Exercise description -
Look through the records and copy every line in which "Dana" appears.

Dataset rows for apps and sites -
Start of Block

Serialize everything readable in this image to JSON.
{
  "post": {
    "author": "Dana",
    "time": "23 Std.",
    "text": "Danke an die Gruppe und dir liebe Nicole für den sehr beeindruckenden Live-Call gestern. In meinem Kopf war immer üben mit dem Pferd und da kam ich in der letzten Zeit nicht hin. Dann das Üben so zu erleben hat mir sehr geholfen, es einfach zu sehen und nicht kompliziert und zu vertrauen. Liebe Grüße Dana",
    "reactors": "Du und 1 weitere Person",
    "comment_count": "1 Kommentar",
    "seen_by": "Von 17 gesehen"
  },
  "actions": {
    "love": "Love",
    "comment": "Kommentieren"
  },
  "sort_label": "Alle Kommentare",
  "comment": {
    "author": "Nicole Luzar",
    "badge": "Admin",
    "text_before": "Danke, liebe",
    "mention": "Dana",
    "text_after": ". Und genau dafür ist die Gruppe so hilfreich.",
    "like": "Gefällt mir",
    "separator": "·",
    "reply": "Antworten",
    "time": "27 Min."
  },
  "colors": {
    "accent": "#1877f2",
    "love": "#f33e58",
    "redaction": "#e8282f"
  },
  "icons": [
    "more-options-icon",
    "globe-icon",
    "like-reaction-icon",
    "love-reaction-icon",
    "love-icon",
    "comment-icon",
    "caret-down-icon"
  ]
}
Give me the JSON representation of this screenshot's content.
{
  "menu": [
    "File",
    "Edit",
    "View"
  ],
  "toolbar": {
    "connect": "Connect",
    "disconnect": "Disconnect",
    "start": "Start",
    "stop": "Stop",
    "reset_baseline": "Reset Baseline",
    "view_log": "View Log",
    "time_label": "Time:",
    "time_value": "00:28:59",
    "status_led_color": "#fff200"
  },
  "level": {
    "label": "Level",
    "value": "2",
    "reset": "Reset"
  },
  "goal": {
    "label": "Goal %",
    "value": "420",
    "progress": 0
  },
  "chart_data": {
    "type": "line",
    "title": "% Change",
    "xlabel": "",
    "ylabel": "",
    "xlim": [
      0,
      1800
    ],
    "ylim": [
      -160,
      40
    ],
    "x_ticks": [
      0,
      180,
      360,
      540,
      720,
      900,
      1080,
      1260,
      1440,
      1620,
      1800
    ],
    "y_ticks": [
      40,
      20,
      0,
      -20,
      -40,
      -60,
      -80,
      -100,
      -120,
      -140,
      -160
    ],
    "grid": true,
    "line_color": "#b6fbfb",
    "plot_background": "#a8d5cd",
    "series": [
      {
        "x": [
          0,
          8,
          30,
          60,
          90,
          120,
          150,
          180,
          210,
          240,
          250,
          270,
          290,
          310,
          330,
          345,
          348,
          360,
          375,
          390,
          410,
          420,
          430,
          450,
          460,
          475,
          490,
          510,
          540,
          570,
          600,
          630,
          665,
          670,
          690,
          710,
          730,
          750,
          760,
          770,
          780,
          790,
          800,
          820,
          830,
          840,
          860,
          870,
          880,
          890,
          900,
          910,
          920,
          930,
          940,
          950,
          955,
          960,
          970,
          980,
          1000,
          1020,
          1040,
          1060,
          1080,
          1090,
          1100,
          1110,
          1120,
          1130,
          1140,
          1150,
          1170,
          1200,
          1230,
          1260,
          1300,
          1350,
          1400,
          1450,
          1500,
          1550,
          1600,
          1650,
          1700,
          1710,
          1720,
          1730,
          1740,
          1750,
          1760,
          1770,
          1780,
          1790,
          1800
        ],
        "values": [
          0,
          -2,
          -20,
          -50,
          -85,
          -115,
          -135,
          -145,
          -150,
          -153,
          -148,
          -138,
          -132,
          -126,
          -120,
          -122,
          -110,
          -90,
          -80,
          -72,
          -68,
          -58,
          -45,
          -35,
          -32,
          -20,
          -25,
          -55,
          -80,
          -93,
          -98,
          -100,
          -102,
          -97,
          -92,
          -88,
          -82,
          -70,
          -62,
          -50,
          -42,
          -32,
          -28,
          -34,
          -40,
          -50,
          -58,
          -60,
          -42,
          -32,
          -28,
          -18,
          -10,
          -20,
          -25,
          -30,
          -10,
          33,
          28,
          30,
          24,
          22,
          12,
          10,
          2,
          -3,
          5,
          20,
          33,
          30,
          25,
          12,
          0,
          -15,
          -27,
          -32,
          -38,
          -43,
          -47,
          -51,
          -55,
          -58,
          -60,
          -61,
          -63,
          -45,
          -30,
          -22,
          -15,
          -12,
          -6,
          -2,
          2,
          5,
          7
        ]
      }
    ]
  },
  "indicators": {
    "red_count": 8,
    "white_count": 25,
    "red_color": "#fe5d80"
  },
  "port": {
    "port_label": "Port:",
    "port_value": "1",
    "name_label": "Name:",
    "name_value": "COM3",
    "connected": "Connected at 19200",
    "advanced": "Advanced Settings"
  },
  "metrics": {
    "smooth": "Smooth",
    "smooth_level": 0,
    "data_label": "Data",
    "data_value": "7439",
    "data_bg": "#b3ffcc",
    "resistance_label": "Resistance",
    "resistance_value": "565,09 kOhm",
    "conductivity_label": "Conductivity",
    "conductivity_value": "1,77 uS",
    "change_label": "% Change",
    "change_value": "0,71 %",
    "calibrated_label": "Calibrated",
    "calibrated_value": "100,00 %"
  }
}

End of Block

Expected answer -
    "author": "Dana",
    "text": "Danke an die Gruppe und dir liebe Nicole für den sehr beeindruckenden Live-Call gestern. In meinem Kopf war immer üben mit dem Pferd und da kam ich in der letzten Zeit nicht hin. Dann das Üben so zu erleben hat mir sehr geholfen, es einfach zu sehen und nicht kompliziert und zu vertrauen. Liebe Grüße Dana",
    "mention": "Dana",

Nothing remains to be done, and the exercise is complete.